"This is our family. This community is our family," said executive director Holly Bennett. "I can't express to you how happy we were to see people again, and they were so excited to see us."
"We have some [visitors] that we worried about during this, because they live alone," added assistant director Catherine Stewart. "They maybe don't have a computer. They came to the library to use our computers. So, it was nice to see them back."
So far, 2020 has proven to be a challenging year for libraries, even more so for Memorial. Last year, Upper Nazareth Township cut its library budget in half. That prompted the library to reduce staff, cut programs and shorten hours of operation.
"We were in the middle of going through all those changes, and then, when we hit the middle of March, we were faced with a whole new set of challenges," Bennett said.
In the midst of the pandemic, the library received some good news. In the state's primary election last month, voters in Upper Nazareth Township approved a new tax that will provide library funding. Official results from Northampton County show 54 percent voted in favor of the referendum.
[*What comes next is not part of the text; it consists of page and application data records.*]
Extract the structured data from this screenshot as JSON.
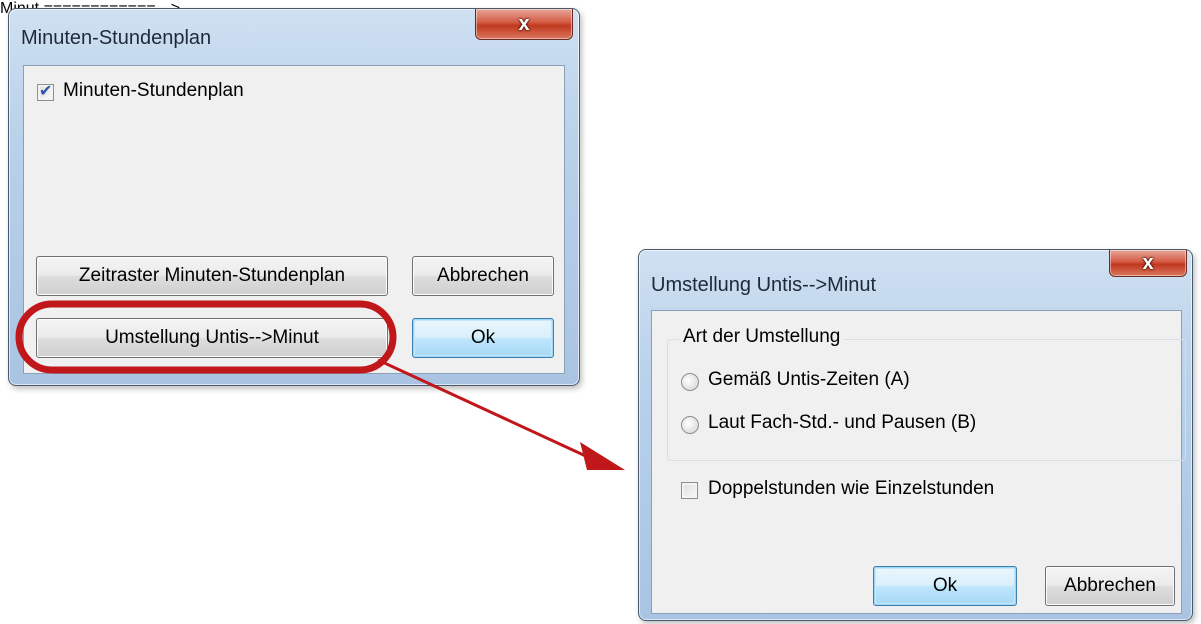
{
  "dialog_main": {
    "title": "Minuten-Stundenplan",
    "close_glyph": "x",
    "checkbox_label": "Minuten-Stundenplan",
    "checkbox_checked": true,
    "btn_zeitraster": "Zeitraster Minuten-Stundenplan",
    "btn_abbrechen": "Abbrechen",
    "btn_umstellung": "Umstellung Untis-->Minut",
    "btn_ok": "Ok"
  },
  "dialog_umstellung": {
    "title": "Umstellung Untis-->Minut",
    "close_glyph": "x",
    "group_label": "Art der Umstellung",
    "radio_a": "Gemäß Untis-Zeiten (A)",
    "radio_b": "Laut Fach-Std.- und Pausen (B)",
    "checkbox_label": "Doppelstunden wie Einzelstunden",
    "checkbox_checked": false,
    "btn_ok": "Ok",
    "btn_abbrechen": "Abbrechen"
  },
  "annotation": {
    "highlight_color": "#c0171b",
    "arrow_color": "#c0171b"
  }
}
"The timing of this was very tricky, but I think the voice that was heard through the vote stands to say that this library is valued extremely highly in Nazareth," Bennett said. "We were really thrilled, in terms of their voice really supporting the mission of this organization to provide and support everyday literacy -- whether it's financial, basic literacy of reading for children, seniors helping individuals find jobs or helping them with technology."
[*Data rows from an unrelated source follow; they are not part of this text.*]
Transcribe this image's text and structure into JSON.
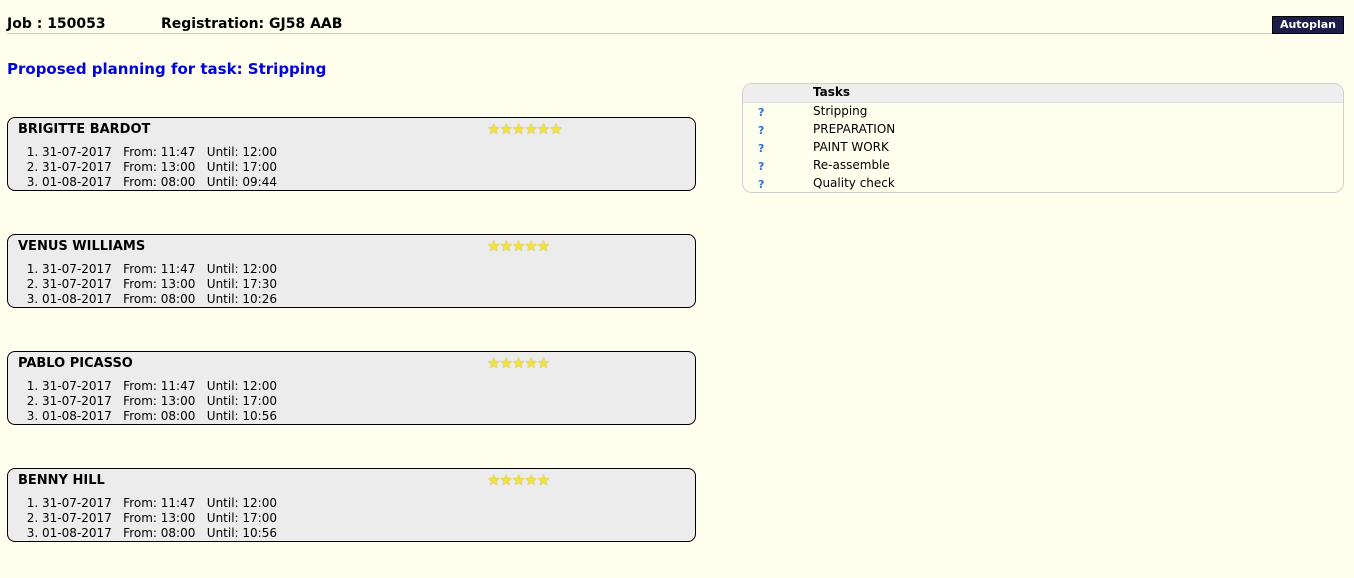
{
  "header": {
    "job": "Job : 150053",
    "registration": "Registration: GJ58 AAB",
    "autoplan_label": "Autoplan"
  },
  "proposed_title": "Proposed planning for task: Stripping",
  "mechanics": [
    {
      "name": "BRIGITTE BARDOT",
      "stars": "★★★★★★",
      "rating": 6,
      "slots": [
        "31-07-2017   From: 11:47   Until: 12:00",
        "31-07-2017   From: 13:00   Until: 17:00",
        "01-08-2017   From: 08:00   Until: 09:44"
      ]
    },
    {
      "name": "VENUS WILLIAMS",
      "stars": "★★★★★",
      "rating": 5,
      "slots": [
        "31-07-2017   From: 11:47   Until: 12:00",
        "31-07-2017   From: 13:00   Until: 17:30",
        "01-08-2017   From: 08:00   Until: 10:26"
      ]
    },
    {
      "name": "PABLO PICASSO",
      "stars": "★★★★★",
      "rating": 5,
      "slots": [
        "31-07-2017   From: 11:47   Until: 12:00",
        "31-07-2017   From: 13:00   Until: 17:00",
        "01-08-2017   From: 08:00   Until: 10:56"
      ]
    },
    {
      "name": "BENNY HILL",
      "stars": "★★★★★",
      "rating": 5,
      "slots": [
        "31-07-2017   From: 11:47   Until: 12:00",
        "31-07-2017   From: 13:00   Until: 17:00",
        "01-08-2017   From: 08:00   Until: 10:56"
      ]
    }
  ],
  "tasks": {
    "header": "Tasks",
    "items": [
      {
        "q": "?",
        "label": "Stripping"
      },
      {
        "q": "?",
        "label": "PREPARATION"
      },
      {
        "q": "?",
        "label": "PAINT WORK"
      },
      {
        "q": "?",
        "label": "Re-assemble"
      },
      {
        "q": "?",
        "label": "Quality check"
      }
    ]
  },
  "colors": {
    "background": "#ffffee",
    "title_blue": "#0000dd",
    "button_bg": "#1d1d4a",
    "star": "#f2e23c"
  }
}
When the library was closed, staff came up with different ways to reach out to the community. In addition to curbside pickup, the library posted programming online -- from STEM education and book readings to the popular "Story Time" and "Shake and Boogie" classes.
"It's been quite an experience," Stewart said. "It's very difficult to do when you're doing an interactive program by yourself, and you're not exactly sure how many people are watching you [and] who's watching you. So, it is a little challenging."
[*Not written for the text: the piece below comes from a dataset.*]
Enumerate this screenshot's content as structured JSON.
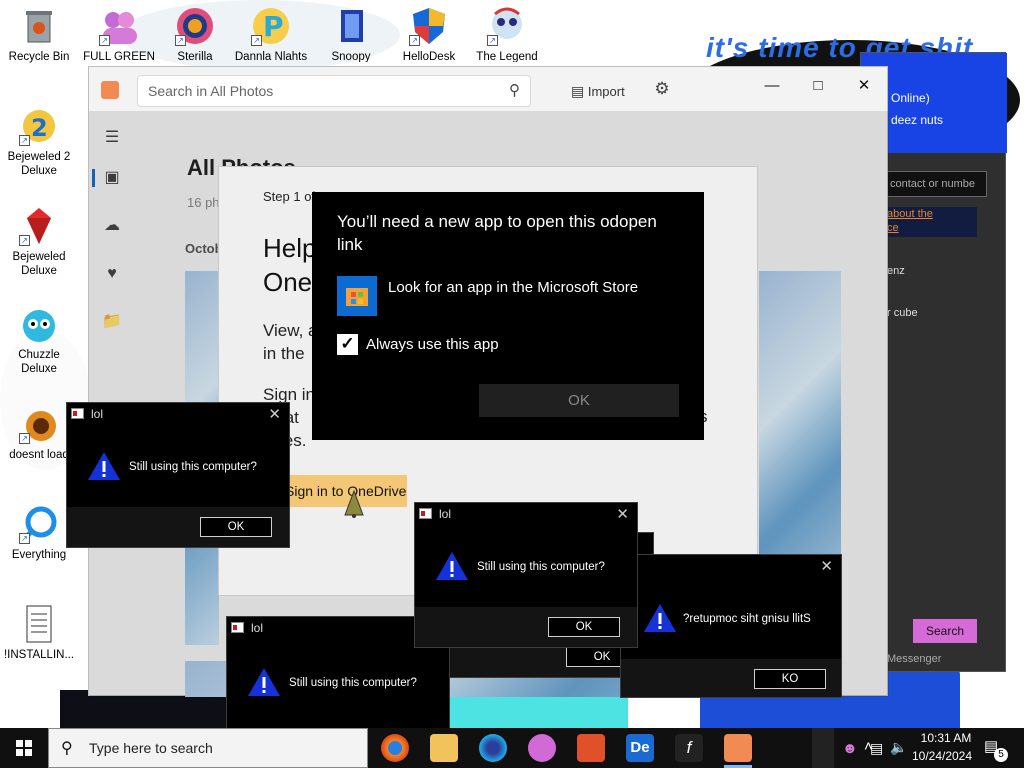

Once Northampton County entered the green phase of reopening, Bennett said the library took its time.
"We certainly wanted to provide an environment that we knew would be safe to everybody," she said. "We did not want to be the organization that someone got sick at, especially with the services we provide. That was extremely important to us."
The library has limited capacity and has restricted physical access to materials. Early bird hours give seniors and those with high-risk health issues time to use the library -- and cleaning is constant.
"The virus can live on the cover of plastic books for at least a 72-hour period. So, every book that goes out comes back and is quarantined," Bennett said. "It is quarantined, and then is safely wiped down, so that there is no chance that there is any transmission of the COVID virus."
As Pennsylvania sees a rise in cases, the future is unclear, including questions about possibly closing again and whether the library will face another budget shortfall.
"It's been such a turbulent time for us as a library," Bennett said. "I like to think optimistically. I'd love to have hope. I do think we have to approach the next few months very cautiously, so that we do keep everybody safe."
"The library will hopefully always be here," Stewart added, "and hopefully, we'll always be here to serve our community...however that works out in the future."